How to Read Long and Difficult Books | The Art of Manliness

This encouraging post on AOM appeared last week (Sept.3) and has good practical advice for men on how to read those “long and difficult books.”

Perhaps you have never tackled such a book, but you have looked at a classic or a biography you really wanted to read but were intimidated by its size and length. Read and follow the pointers this man gives you and you will understand that it is possible for you to get that “big read” in. Soon it will be Fall and then Winter and your nights will be freer; so set yourself a goal and then set some time aside for feeding your mind and your soul. That truly is manly.

Here is the writer’s introduction and then two of his practical pointers. For the rest, visit the link below.

Before the last year or so, I would have probably counted myself in that camp. I had tried to read Washington: A Life and gave up after a few hundred pages. I’d tried Moby-Dick and met a similar fate. The allure of a big, meaty book was great, and yet I couldn’t find the stamina to actually finish many.

So what was it that finally put me over the top and allowed me to get all the way through these hefty tomes? (And then to keep going too!) At the time, I wasn’t quite sure why. I figured it was some combination of having a plan and finally having the gumption to just keep flipping the pages. But after thinking about it, I realized that there was some innate method to how I was accomplishing it. There’s no need to be intimidated by old books, long books, or just plain hard to read books. It really is a skill to be learned in our Smartphone Age.

Here’s how I did it (and continue to do it), and how you can too.

2. Set a small amount of time or pages per day that you’ll read.

One of the keys in achieving that plan is giving yourself a micro-goal. My plan to read 44+ presidential biographies (some of which are multi-volume) gives me helpful direction, but it’s too distant an end goal to sustain my motivation from day to day. Even focusing on simply finishing the next book in the sequence is tough, when that book is massive — presidents’ lives are often very well explored and documented.

So I go even smaller and set myself very attainable reading goals. I often flip through the book first to get a sense of how long chapters are; with Washington: A Life I set out to read a single chapter a day. With chapters averaging just 10-20 pages, this was totally doable. For books that have longer chapters (like Caro’s LBJ series), I’ll set a time-based goal, usually 30 minutes a day.

Working from home, and not having a commute or anyone to disturb my lunch hour, I perhaps have more spare time to read than others. If you’re really cramped, give it just 10-15 minutes per day. You’ll get through those long and hard books far quicker than you’d expect, and when time and energy allow, you’ll often willingly do more than what you’ve allotted.
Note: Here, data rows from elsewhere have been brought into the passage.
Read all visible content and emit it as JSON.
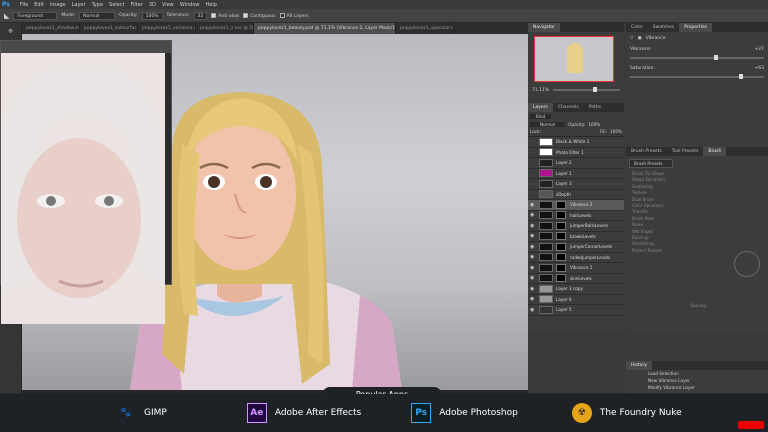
{
  "menu": {
    "logo": "Ps",
    "items": [
      "File",
      "Edit",
      "Image",
      "Layer",
      "Type",
      "Select",
      "Filter",
      "3D",
      "View",
      "Window",
      "Help"
    ]
  },
  "options": {
    "preset": "Foreground",
    "mode_label": "Mode:",
    "mode": "Normal",
    "opacity_label": "Opacity:",
    "opacity": "100%",
    "tolerance_label": "Tolerance:",
    "tolerance": "32",
    "antialias": "Anti-alias",
    "contiguous": "Contiguous",
    "all_layers": "All Layers"
  },
  "tabs": [
    "poppylovez1_shadow.exr @ 46.",
    "poppylovez1_subsurface.exr @",
    "poppylovez1_variance.exr @ 46.",
    "poppylovez1_z.exr @ 50% (Gray",
    "poppylovez1_beauty.psd @ 71.1% (Vibrance 2, Layer Mask/16) *",
    "poppylovez1_specular.exr"
  ],
  "navigator": {
    "title": "Navigator",
    "zoom": "71.11%"
  },
  "properties": {
    "tabs": [
      "Color",
      "Swatches",
      "Properties"
    ],
    "title": "Vibrance",
    "vibrance_label": "Vibrance:",
    "vibrance_value": "+27",
    "saturation_label": "Saturation:",
    "saturation_value": "+63"
  },
  "layers": {
    "tabs": [
      "Layers",
      "Channels",
      "Paths"
    ],
    "kind": "Kind",
    "blend": "Normal",
    "opacity_label": "Opacity:",
    "opacity": "100%",
    "lock_label": "Lock:",
    "fill_label": "Fill:",
    "fill": "100%",
    "rows": [
      "Black & White 1",
      "Photo Filter 1",
      "Layer 2",
      "Layer 1",
      "Layer 3",
      "zDepth",
      "Vibrance 2",
      "hairLevels",
      "jumperBallsLevels",
      "browsLevels",
      "jumperCornerLevels",
      "rodeoJumperLevels",
      "Vibrance 1",
      "skinLevels",
      "Layer 3 copy",
      "Layer 6",
      "Layer 5"
    ]
  },
  "brush": {
    "tabs": [
      "Brush Presets",
      "Tool Presets",
      "Brush"
    ],
    "presets_btn": "Brush Presets",
    "options": [
      "Brush Tip Shape",
      "Shape Dynamics",
      "Scattering",
      "Texture",
      "Dual Brush",
      "Color Dynamics",
      "Transfer",
      "Brush Pose",
      "Noise",
      "Wet Edges",
      "Build-up",
      "Smoothing",
      "Protect Texture"
    ],
    "spacing": "Spacing"
  },
  "history": {
    "title": "History",
    "items": [
      "Load Selection",
      "New Vibrance Layer",
      "Modify Vibrance Layer"
    ]
  },
  "bottom": {
    "popular": "Popular Apps",
    "apps": [
      {
        "icon": "GIMP",
        "name": "GIMP"
      },
      {
        "icon": "Ae",
        "name": "Adobe After Effects"
      },
      {
        "icon": "Ps",
        "name": "Adobe Photoshop"
      },
      {
        "icon": "Nuke",
        "name": "The Foundry Nuke"
      }
    ]
  }
}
4. Get an edition that you like.

This can make a surprisingly big difference in your reading experience. Reading can be a far more kinetic activity than you’d think. The weight of the book, the styling of the font and the design of the text, even the cover art — if a book is nice to look at and easy to hold, you’re more likely to pick it up.

Tangible and tactile, and free from the distractions built into my phone, I prefer paper copies for most of my reading, and often hardcovers specifically. Paperbacks are more portable, but the text is often a little harder to read with darker, smaller font size and tighter margins. And while I enjoy used bookstores as much as anyone else, I don’t like reading copies that have any notes or underlining in them already. It’s too distracting. So I always make sure to get a clean copy.
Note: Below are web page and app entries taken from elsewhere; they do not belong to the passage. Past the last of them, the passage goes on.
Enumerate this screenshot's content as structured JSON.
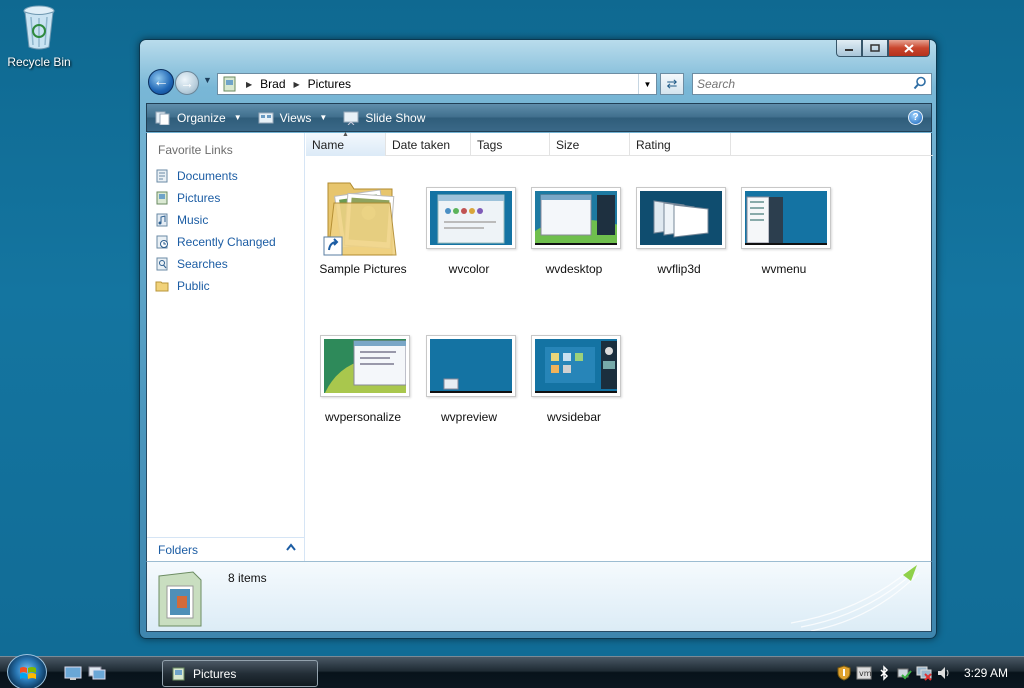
{
  "desktop": {
    "icons": [
      {
        "label": "Recycle Bin",
        "icon": "recycle-bin-icon"
      }
    ]
  },
  "window": {
    "title": "Pictures",
    "caption_buttons": [
      "minimize",
      "maximize",
      "close"
    ],
    "address": {
      "crumbs": [
        "Brad",
        "Pictures"
      ]
    },
    "search": {
      "placeholder": "Search"
    },
    "toolbar": {
      "organize": "Organize",
      "views": "Views",
      "slideshow": "Slide Show"
    },
    "nav": {
      "favorites_heading": "Favorite Links",
      "links": [
        {
          "label": "Documents",
          "icon": "documents-icon"
        },
        {
          "label": "Pictures",
          "icon": "pictures-icon"
        },
        {
          "label": "Music",
          "icon": "music-icon"
        },
        {
          "label": "Recently Changed",
          "icon": "recently-changed-icon"
        },
        {
          "label": "Searches",
          "icon": "searches-icon"
        },
        {
          "label": "Public",
          "icon": "folder-icon"
        }
      ],
      "folders_label": "Folders"
    },
    "columns": [
      "Name",
      "Date taken",
      "Tags",
      "Size",
      "Rating"
    ],
    "sorted_column": "Name",
    "items": [
      {
        "label": "Sample Pictures",
        "type": "folder-shortcut"
      },
      {
        "label": "wvcolor",
        "type": "image"
      },
      {
        "label": "wvdesktop",
        "type": "image"
      },
      {
        "label": "wvflip3d",
        "type": "image"
      },
      {
        "label": "wvmenu",
        "type": "image"
      },
      {
        "label": "wvpersonalize",
        "type": "image"
      },
      {
        "label": "wvpreview",
        "type": "image"
      },
      {
        "label": "wvsidebar",
        "type": "image"
      }
    ],
    "details": {
      "count": "8 items"
    }
  },
  "taskbar": {
    "start": "start-orb-icon",
    "quick_launch": [
      "show-desktop-icon",
      "switch-windows-icon"
    ],
    "task_buttons": [
      {
        "label": "Pictures"
      }
    ],
    "tray_icons": [
      "security-shield-icon",
      "vm-icon",
      "bluetooth-icon",
      "network-check-icon",
      "network-disconnected-icon",
      "volume-icon"
    ],
    "clock": "3:29 AM"
  },
  "colors": {
    "desktop": "#1475a0",
    "link": "#1c5da4",
    "toolbar": "#3f6e8c"
  }
}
When it comes to classic literature, you often have a ton of choices. Old versions are sometimes fun to have, but often harder to read, with small margins and overly dark text. I also like explanatory endnotes and lengthy introductions, which older versions almost always lack. Penguin Classics is the gold standard in my opinion. I have a few handfuls of those black paperback covers staring at me from my shelves. If I’m really feeling like I want a hardcover for whatever reason, I also really like the Everyman’s Library editions.

Source: How to Read Long and Difficult Books | The Art of Manliness

Published in: on September 12, 2019 at 10:44 PM  Comments (1)